**Activity**
Scan the records for "this". Report each line that includes it.

**Records to process**
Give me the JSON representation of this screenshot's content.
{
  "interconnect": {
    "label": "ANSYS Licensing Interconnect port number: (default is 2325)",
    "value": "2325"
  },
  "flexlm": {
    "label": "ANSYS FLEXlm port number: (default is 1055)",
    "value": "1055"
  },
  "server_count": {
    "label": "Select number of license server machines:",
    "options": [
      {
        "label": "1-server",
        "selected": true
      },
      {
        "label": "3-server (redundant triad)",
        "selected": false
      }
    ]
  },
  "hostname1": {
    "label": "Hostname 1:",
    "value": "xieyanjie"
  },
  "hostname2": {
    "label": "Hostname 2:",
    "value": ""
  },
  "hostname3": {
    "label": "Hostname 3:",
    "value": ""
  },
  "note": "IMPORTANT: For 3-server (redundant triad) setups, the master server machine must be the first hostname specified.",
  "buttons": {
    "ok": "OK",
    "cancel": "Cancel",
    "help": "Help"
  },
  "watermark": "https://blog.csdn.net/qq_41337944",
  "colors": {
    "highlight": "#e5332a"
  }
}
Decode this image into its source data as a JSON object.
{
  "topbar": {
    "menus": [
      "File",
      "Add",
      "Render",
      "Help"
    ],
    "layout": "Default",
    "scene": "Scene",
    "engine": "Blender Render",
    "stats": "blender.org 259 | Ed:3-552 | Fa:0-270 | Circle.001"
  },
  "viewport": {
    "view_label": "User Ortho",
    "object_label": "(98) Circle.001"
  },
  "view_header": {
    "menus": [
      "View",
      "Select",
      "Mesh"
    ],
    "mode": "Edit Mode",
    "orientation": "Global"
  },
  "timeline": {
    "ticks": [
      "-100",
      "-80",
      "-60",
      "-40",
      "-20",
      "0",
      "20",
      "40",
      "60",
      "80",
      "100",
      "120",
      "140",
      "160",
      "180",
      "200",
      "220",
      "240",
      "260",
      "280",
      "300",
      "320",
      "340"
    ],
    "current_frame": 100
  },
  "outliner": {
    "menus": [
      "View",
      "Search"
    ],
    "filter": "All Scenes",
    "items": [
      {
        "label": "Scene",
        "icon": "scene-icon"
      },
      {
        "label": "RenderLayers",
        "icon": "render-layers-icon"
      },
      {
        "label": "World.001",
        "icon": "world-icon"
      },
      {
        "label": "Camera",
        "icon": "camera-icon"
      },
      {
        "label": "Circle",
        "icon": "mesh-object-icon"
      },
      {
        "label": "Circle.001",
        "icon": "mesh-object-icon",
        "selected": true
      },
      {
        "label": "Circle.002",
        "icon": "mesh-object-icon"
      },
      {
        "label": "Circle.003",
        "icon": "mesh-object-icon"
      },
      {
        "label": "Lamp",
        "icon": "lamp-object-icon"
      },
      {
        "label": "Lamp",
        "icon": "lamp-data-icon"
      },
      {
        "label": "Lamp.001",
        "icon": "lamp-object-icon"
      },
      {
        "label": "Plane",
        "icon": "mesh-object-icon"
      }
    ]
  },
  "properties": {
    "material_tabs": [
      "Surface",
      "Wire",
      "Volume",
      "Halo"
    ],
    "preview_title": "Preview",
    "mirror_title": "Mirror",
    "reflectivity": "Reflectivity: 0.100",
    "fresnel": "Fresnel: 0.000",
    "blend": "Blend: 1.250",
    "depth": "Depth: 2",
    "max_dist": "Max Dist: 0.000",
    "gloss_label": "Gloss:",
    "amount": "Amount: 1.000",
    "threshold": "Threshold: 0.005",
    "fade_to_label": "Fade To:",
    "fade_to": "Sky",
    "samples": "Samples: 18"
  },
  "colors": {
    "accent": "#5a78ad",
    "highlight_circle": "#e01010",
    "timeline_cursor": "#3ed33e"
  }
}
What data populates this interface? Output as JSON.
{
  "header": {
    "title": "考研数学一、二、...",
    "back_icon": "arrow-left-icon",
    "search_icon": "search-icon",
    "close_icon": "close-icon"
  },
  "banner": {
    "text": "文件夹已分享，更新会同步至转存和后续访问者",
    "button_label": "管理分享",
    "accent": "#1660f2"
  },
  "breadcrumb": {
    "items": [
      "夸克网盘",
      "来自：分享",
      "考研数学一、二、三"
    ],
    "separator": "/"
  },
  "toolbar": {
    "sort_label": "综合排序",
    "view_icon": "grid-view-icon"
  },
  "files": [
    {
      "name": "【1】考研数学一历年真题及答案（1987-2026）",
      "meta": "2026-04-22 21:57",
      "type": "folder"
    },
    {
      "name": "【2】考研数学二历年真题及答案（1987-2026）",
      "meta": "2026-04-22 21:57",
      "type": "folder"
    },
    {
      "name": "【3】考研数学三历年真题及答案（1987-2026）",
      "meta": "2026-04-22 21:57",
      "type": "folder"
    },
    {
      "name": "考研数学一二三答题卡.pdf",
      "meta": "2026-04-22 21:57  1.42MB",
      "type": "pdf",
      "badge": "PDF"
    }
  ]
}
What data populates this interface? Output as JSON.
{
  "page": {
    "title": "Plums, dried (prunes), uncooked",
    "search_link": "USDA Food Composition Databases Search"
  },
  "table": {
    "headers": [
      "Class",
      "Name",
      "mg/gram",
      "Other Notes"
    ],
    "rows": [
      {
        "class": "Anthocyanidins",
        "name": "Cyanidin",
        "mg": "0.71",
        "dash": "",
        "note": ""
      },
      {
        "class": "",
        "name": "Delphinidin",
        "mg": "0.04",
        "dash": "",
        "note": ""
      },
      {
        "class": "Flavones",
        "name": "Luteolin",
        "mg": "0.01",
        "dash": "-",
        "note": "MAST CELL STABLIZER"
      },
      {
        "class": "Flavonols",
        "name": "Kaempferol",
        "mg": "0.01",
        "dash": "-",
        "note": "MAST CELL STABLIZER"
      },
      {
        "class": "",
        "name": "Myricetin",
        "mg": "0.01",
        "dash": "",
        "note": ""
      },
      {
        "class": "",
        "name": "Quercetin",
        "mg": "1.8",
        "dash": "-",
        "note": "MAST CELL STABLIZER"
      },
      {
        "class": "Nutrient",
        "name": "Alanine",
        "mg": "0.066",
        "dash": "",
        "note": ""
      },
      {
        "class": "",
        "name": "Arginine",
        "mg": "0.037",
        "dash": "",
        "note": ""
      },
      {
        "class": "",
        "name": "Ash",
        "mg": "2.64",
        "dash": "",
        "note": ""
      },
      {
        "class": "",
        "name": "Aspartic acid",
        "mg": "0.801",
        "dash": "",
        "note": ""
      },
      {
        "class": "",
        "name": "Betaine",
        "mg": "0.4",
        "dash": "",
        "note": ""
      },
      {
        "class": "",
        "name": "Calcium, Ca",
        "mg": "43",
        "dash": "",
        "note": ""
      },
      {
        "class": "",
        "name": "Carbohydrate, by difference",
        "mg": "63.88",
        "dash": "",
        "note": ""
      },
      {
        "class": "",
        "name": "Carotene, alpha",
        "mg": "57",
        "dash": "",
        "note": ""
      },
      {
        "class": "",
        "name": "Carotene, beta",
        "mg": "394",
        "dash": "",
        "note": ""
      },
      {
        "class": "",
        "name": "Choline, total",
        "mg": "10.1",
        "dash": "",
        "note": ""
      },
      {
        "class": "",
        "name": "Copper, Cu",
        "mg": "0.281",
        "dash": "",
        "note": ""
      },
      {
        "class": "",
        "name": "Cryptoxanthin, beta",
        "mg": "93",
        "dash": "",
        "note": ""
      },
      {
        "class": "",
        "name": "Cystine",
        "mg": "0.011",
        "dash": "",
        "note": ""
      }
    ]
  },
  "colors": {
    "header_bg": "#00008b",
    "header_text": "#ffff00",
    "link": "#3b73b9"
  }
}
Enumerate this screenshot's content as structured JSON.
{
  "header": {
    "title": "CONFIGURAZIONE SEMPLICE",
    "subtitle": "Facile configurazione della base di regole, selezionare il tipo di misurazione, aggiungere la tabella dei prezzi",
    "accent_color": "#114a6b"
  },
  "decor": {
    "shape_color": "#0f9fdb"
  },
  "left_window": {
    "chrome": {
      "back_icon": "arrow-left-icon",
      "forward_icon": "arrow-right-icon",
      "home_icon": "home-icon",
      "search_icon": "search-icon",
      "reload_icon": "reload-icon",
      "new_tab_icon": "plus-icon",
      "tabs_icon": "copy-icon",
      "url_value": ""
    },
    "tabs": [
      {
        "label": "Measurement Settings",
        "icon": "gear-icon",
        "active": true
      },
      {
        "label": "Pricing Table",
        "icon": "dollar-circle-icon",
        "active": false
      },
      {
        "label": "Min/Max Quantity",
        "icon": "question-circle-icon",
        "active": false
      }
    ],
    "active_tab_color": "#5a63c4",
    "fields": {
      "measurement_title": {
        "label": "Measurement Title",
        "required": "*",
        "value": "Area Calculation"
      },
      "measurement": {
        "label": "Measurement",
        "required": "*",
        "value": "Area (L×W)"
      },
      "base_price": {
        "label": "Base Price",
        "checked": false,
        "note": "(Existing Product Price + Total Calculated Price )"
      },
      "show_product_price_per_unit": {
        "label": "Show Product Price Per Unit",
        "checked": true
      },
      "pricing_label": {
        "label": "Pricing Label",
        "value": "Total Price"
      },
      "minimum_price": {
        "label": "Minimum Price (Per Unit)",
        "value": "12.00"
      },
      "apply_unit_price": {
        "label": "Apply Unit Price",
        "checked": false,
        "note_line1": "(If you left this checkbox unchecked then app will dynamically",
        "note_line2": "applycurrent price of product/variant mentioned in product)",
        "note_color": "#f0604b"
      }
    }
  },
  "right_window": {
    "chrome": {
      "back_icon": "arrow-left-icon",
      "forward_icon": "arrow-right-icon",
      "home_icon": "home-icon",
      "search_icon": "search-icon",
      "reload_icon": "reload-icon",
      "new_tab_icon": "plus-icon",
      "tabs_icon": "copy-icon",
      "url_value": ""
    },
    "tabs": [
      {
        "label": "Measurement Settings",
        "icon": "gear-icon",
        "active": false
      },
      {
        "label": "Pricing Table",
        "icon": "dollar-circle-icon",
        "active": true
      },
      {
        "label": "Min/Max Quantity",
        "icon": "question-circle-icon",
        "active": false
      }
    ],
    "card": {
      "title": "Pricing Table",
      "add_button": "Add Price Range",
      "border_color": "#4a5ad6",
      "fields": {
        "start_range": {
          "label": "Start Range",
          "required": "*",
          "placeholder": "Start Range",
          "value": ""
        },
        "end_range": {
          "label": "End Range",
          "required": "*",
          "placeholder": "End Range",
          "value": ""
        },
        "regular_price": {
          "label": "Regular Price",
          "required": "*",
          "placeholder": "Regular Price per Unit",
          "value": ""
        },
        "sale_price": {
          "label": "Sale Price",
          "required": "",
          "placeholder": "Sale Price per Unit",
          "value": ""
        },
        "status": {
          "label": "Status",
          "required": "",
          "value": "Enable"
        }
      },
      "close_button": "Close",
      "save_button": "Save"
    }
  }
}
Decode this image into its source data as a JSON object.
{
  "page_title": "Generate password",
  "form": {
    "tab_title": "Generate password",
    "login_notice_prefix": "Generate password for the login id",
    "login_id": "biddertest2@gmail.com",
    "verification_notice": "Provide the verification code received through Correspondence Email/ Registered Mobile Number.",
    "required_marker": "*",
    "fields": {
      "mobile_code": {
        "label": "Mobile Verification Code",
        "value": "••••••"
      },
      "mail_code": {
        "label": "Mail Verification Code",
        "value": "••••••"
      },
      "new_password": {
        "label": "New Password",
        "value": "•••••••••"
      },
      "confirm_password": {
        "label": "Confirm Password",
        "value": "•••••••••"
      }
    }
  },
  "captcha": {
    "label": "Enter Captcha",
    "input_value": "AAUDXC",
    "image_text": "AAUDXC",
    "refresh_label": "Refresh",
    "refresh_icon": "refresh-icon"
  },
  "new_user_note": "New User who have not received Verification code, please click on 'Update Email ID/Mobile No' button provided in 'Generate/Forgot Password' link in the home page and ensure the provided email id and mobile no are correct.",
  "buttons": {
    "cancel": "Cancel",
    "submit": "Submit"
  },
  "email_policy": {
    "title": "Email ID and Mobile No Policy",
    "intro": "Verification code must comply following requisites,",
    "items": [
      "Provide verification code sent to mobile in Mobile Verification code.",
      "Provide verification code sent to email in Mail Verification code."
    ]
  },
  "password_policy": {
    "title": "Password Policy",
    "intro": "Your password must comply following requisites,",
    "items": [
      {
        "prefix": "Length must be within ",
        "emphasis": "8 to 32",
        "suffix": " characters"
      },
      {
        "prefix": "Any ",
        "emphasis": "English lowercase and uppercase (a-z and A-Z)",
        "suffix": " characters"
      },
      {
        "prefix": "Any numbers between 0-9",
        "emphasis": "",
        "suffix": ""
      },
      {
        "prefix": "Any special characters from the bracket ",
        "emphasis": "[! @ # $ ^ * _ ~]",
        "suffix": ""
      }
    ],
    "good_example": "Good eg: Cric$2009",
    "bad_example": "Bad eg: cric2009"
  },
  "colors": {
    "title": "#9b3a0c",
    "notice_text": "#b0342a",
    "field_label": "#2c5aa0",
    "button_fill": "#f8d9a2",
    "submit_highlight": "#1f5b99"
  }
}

**Your solution**
Give me the JSON representation of this screenshot's content.
Decode this image into its source data as a JSON object.
What data populates this interface? Output as JSON.
What data populates this interface? Output as JSON.
Enumerate this screenshot's content as structured JSON.
        "note_line1": "(If you left this checkbox unchecked then app will dynamically",
Decode this image into its source data as a JSON object.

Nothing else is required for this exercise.